We recently polled 1,000 young drivers and parents to find out more about their attitudes to driving.
Young drivers were over-confident, particularly when comparing themselves to their parents even though they have less experience on the road.
But the good news: the majority of young drivers also accepted their driving could be improved, and that gaining years of experience would help them become better drivers.
You can read our press release below, along with our infographic showing the stats we found most interesting.Click to enlarge
- 98% of young drivers surveyed rated themselves as good or average drivers
- Of the young women questioned, 52% said they drive well, 59% said dad drives well, but only 48% said the same of mum
- Of the young men questioned, 67% said they drive well, however only 64% said dad drives well, and only 39% said the same of mum
- 83% accepted their driving could be improved
- 62% agreed that gaining years of experience on the road would help them improve
- 70% of young drivers insured with ingenie have received quarterly discounts for better driving, according to ingenie customer data
LONDON, 12th March 2013: It’s no secret that young drivers are a high-risk group. One in five has a crash during their first 6 months on the road.
ingenie is working to change that with black box insurance that’s not only cheaper but acts as a co-pilot. It accurately measures driving habits to set fairer premiums while giving young drivers the guidance and feedback they need to improve, easily available via a smartphone app.
ingenie has developed a great understanding of why young drivers have such a high number of crashes, working with Cranfield University on driving trends and driver psychology, and recently commissioning a study that polled 1,000 young drivers and parents to help understand their attitudes to the road.
ingenie’s research showed that over-confidence is prevalent among young drivers, with 98% rating themselves as good or average drivers. Young females generally thought they were better drivers than mum, while young males generally thought they were better behind the wheel than both mum and dad.
But this positive perception of their own driving doesn’t stack up with the high number of crashes they have, suggesting that, as well as inexperience, it’s the attitude young drivers have towards the road that’s behind the high number of crashes.
More encouragingly 83% of young drivers also accepted their driving could be improved and 62% agreed that gaining years of experience on the road would help them get better. This means the vast majority are willing to learn.
But not necessarily from their parents! In fact, almost a third of those surveyed believed they picked up bad habits such as speeding and even drink driving from mum and dad.
Gary Lineker, ingenie investor and ambassador, said: “Parents play an important role in defining the kind of drivers their children grow up to be. Helping them develop the right attitude to the road and setting a good example from an early age will give them the best chance of staying safe once they get behind the wheel.”
Commenting on the results, Richard King, CEO and founder of ingenie said: “ingenie rates young drivers on their own merits when it comes to car insurance, but statistics show it’s a combination of attitude, behaviour and inexperience that causes the high number of crashes this age group has. We’re helping tackle the problem by giving young people plenty of feedback on how they’re doing, reviewing their premiums every three months and automatically applying discounts for good driving.

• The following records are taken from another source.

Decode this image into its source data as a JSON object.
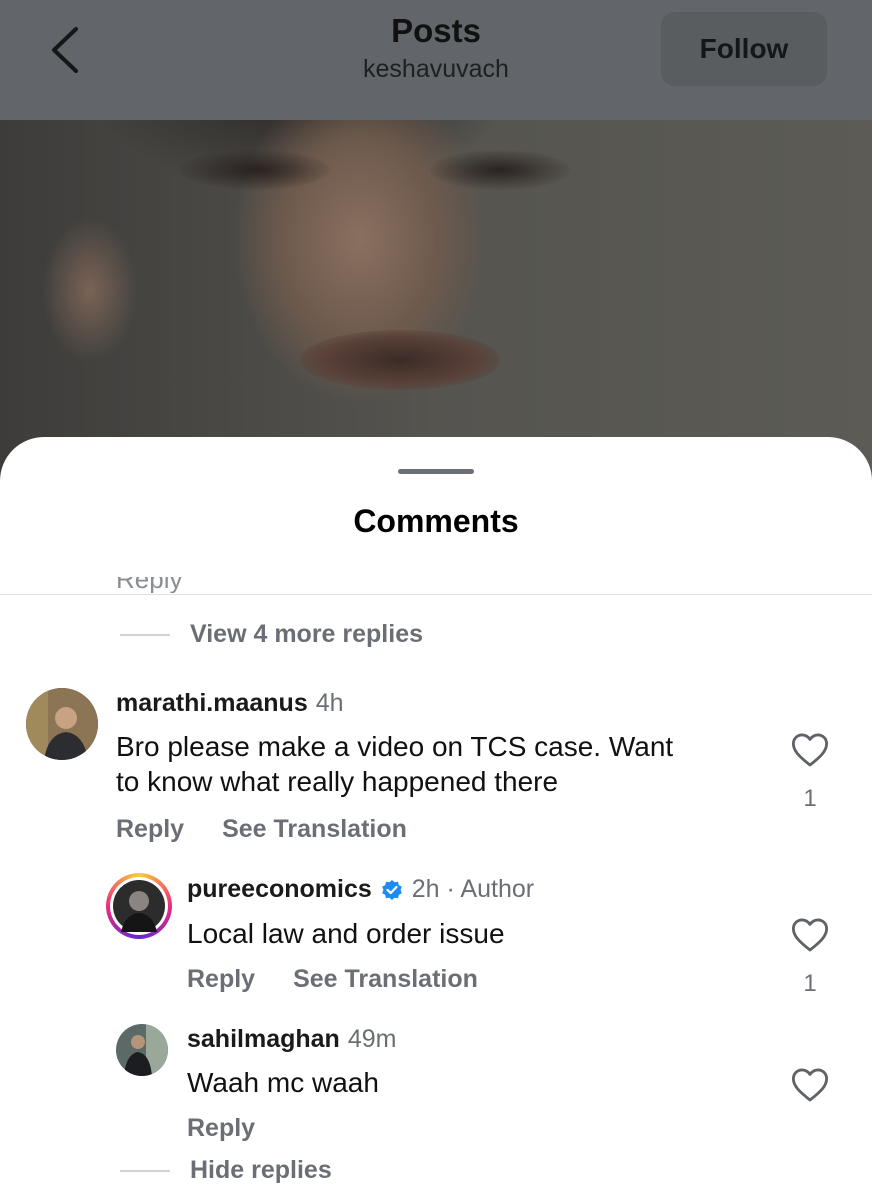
{
  "header": {
    "title": "Posts",
    "subtitle": "keshavuvach",
    "follow_label": "Follow"
  },
  "sheet": {
    "title": "Comments",
    "partial_text": "Reply",
    "view_more_label": "View 4 more replies",
    "hide_replies_label": "Hide replies"
  },
  "comments": [
    {
      "username": "marathi.maanus",
      "time": "4h",
      "text_line1": "Bro please make a video on TCS case. Want",
      "text_line2": "to know what really happened there",
      "reply_label": "Reply",
      "translate_label": "See Translation",
      "likes": "1"
    },
    {
      "username": "pureeconomics",
      "time": "2h · Author",
      "text": "Local law and order issue",
      "reply_label": "Reply",
      "translate_label": "See Translation",
      "likes": "1",
      "verified": true
    },
    {
      "username": "sahilmaghan",
      "time": "49m",
      "text": "Waah mc waah",
      "reply_label": "Reply"
    }
  ],
  "icons": {
    "back": "chevron-left-icon",
    "heart": "heart-outline-icon",
    "verified": "verified-badge-icon"
  },
  "colors": {
    "verified_blue": "#1d8cf0",
    "muted_text": "#6b6f75",
    "story_ring": "#d62976"
  }
}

“So far, the vast majority of young drivers insured with us have been shown to make positive improvements to their driving – 70% of our community have received a quarterly discount for better driving. After one year with ingenie, our customers’ renewal premiums were on average more than 50% cheaper than their starting price. Ultimately we want to play our part in creating safer roads – not just for young drivers, but for all road users.”